Nissan’s three-millionth Altima rolled off the production line earlier this month — 15 years after the first model came off the assembly line at the company’s plant in Smyrna, Tennessee, on June 11, 1992.
“The Altima plays an important role in Nissan’s lineup, and we put a lot of discipline and skill into building each one,” said Greg Daniels, senior vice-president, U.S. Manufacturing. “The Altima provides our customers with a lot of value for the money, and we’re committed to providing them with a high level of quality as well.”
The Altima sedan, currently Nissan’s best-selling nameplate, is part of a lineup that includes the Altima Hybrid (Hybrid Electric Vehicle) and the all-new 2008 Altima Coupe. Built on Nissan’s “D” platform, the 2008 Altima sedan offers dramatic exterior styling, a well-equipped interior and a choice of the award-winning VQ-series 3.5-litre V6 or the 2.5-litre 4-cylinder engines, backed by a 6-speed manual or Nissan’s advanced Xtronic CVTTM (Continuously Variable Transmission).
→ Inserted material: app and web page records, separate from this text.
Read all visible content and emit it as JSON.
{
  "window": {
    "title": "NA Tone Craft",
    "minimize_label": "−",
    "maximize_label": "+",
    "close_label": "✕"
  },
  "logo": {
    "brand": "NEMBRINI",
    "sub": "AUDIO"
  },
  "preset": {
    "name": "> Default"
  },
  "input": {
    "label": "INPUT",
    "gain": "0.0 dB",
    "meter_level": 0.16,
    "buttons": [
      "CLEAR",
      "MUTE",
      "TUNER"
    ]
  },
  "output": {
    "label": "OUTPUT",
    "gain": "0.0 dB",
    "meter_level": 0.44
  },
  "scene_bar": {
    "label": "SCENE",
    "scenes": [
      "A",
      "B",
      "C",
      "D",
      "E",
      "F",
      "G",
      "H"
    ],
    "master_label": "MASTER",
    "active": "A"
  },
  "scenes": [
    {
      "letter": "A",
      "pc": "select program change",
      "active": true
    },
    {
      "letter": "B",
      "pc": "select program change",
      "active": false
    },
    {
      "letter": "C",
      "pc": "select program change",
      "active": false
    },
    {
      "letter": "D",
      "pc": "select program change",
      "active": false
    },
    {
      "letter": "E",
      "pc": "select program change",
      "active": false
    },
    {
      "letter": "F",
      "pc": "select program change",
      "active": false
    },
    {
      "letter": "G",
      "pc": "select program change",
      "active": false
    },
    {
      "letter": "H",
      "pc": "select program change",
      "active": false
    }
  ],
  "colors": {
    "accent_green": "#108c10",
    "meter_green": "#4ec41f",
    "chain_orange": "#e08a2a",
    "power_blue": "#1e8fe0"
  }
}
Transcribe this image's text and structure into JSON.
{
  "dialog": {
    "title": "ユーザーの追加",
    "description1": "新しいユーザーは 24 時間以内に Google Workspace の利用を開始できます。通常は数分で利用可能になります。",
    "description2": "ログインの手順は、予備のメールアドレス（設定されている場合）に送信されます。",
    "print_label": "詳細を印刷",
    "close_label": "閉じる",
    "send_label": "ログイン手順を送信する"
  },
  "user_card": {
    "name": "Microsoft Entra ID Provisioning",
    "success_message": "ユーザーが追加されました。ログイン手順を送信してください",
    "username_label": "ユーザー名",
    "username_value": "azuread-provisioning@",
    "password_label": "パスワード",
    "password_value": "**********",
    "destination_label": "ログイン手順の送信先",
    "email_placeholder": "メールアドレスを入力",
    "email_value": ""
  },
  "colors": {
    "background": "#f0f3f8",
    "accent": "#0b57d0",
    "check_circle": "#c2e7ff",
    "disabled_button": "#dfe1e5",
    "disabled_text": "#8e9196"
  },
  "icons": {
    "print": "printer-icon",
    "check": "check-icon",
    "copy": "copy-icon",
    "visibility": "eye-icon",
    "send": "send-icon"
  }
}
Altima models are assembled at two Nissan U.S. assembly plants — in Smyrna, Tenn., and Canton, Miss. The Smyrna plant produces about 750 Altimas a day (including cars for the Canadian market) and the Canton facility about 600 daily. In addition to the Altima, the Smyrna plant produces the Frontier truck, Pathfinder and Xterra sport utility vehicles and the Maxima sedan. The Canton Plant also assembles Titan full-size trucks, Armada full-size SUVs, Quest minivans and Infiniti QX56 full-size luxury SUVs.